Saturday, April 16, 2011

Jonathan Coe on satire

From today's Guardian:
I'm frequently told that I'm a satirical writer, and although I don't think the label really fits me any more, it probably does apply to What a Carve Up!. But the problem with most satire, I've started to feel, is that it doesn't just preach, it preaches to the converted. Satire – besides being what Milan Kundera disparagingly called a "thesis art" – actually suppresses political anger rather than stoking it up. Political energies which might otherwise be translated into action are instead channelled into comedy and released – dissipated – in the form of laughter.

An interviewer recently asked me if I thought there was a dearth of political satire in this country at the moment. I would argue that there is too much. Our comedians have a default position – comfortably left-liberal, slightly sneery, relying on sharing rather than challenging the assumptions of their audience – and this keeps up a low-level rumble of cynical chuckling which allows our political masters to keep on doing whatever they want to do, completely untouched and unthreatened. And there is an element of this, I feel, in What a Carve Up!. Over the years I've found that one of the reasons its admirers like it so much is because they already share its politics.
Amen. Amen. Amen. I tried, and probably failed, to say something similar when discussing 10 O'Clock Live.


Ira Nayman said...

Without necessarily arguing the point, I would like to point out that there is virtue in preaching to the converted. For one thing, it can help people feel they belong to a community of like-minded citizens. For another, it can help rally and focus people when their party is in the minority. It is also true that laughter can help people through tough times, which, in and of itself, is reason enough for satire to exist.

Simon Titley said...

The problem with today's political satire is that is indiscriminate. Rather than satirise specific and deserving targets (as the early '60s satire boom did with the fag-end of the Macmillan government), it attacks the political process itself.

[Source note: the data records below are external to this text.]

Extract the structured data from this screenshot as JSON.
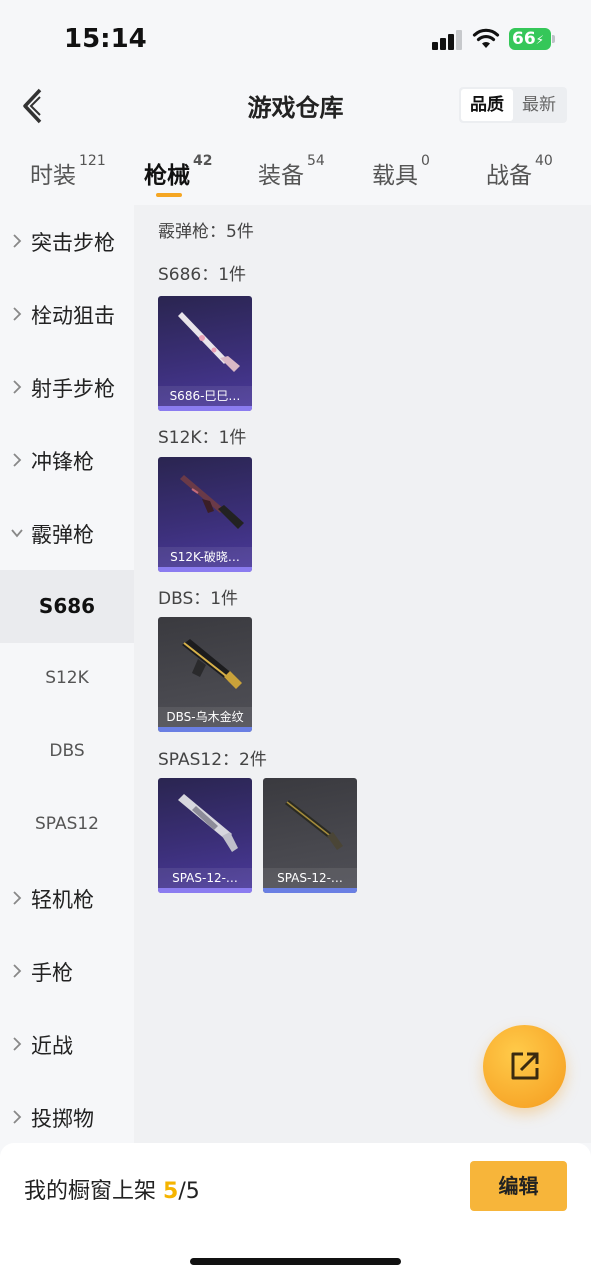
{
  "status_bar": {
    "time": "15:14",
    "battery": "66"
  },
  "header": {
    "title": "游戏仓库",
    "sort_options": [
      "品质",
      "最新"
    ]
  },
  "tabs": [
    {
      "label": "时装",
      "count": "121"
    },
    {
      "label": "枪械",
      "count": "42"
    },
    {
      "label": "装备",
      "count": "54"
    },
    {
      "label": "载具",
      "count": "0"
    },
    {
      "label": "战备",
      "count": "40"
    }
  ],
  "sidebar": [
    {
      "label": "突击步枪",
      "type": "category"
    },
    {
      "label": "栓动狙击",
      "type": "category"
    },
    {
      "label": "射手步枪",
      "type": "category"
    },
    {
      "label": "冲锋枪",
      "type": "category"
    },
    {
      "label": "霰弹枪",
      "type": "category-expanded"
    },
    {
      "label": "S686",
      "type": "sub-selected"
    },
    {
      "label": "S12K",
      "type": "sub"
    },
    {
      "label": "DBS",
      "type": "sub"
    },
    {
      "label": "SPAS12",
      "type": "sub"
    },
    {
      "label": "轻机枪",
      "type": "category"
    },
    {
      "label": "手枪",
      "type": "category"
    },
    {
      "label": "近战",
      "type": "category"
    },
    {
      "label": "投掷物",
      "type": "category"
    }
  ],
  "main": {
    "summary": "霰弹枪：5件",
    "sections": [
      {
        "title": "S686：1件",
        "items": [
          {
            "name": "S686-巳巳…",
            "rarity": "purple"
          }
        ]
      },
      {
        "title": "S12K：1件",
        "items": [
          {
            "name": "S12K-破晓…",
            "rarity": "purple"
          }
        ]
      },
      {
        "title": "DBS：1件",
        "items": [
          {
            "name": "DBS-乌木金纹",
            "rarity": "grey"
          }
        ]
      },
      {
        "title": "SPAS12：2件",
        "items": [
          {
            "name": "SPAS-12-…",
            "rarity": "purple"
          },
          {
            "name": "SPAS-12-…",
            "rarity": "grey"
          }
        ]
      }
    ]
  },
  "bottom_bar": {
    "showcase_label": "我的橱窗上架",
    "showcase_count": "5",
    "showcase_total": "/5",
    "edit_label": "编辑"
  },
  "colors": {
    "accent": "#f5a623",
    "edit_button": "#f7b53a",
    "rarity_purple": "#3b2f78",
    "rarity_grey": "#48484e"
  }
}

TV programmes such as 'Have I Got News For You' and 'Mock The Week' hold up all politicians and the whole political process to ridicule.

The result is an all-enveloping cynicism, which assumes that anyone and everyone in public life operate on the most base motives.

The last razor-sharp political satire I saw was the 'Two Johns' dialogues (John Bird and John Fortune), which intelligently stripped bare the humbug of certain types in public life.

So isn't the real problem not satire, but schoolyard mockery pretending to be satire?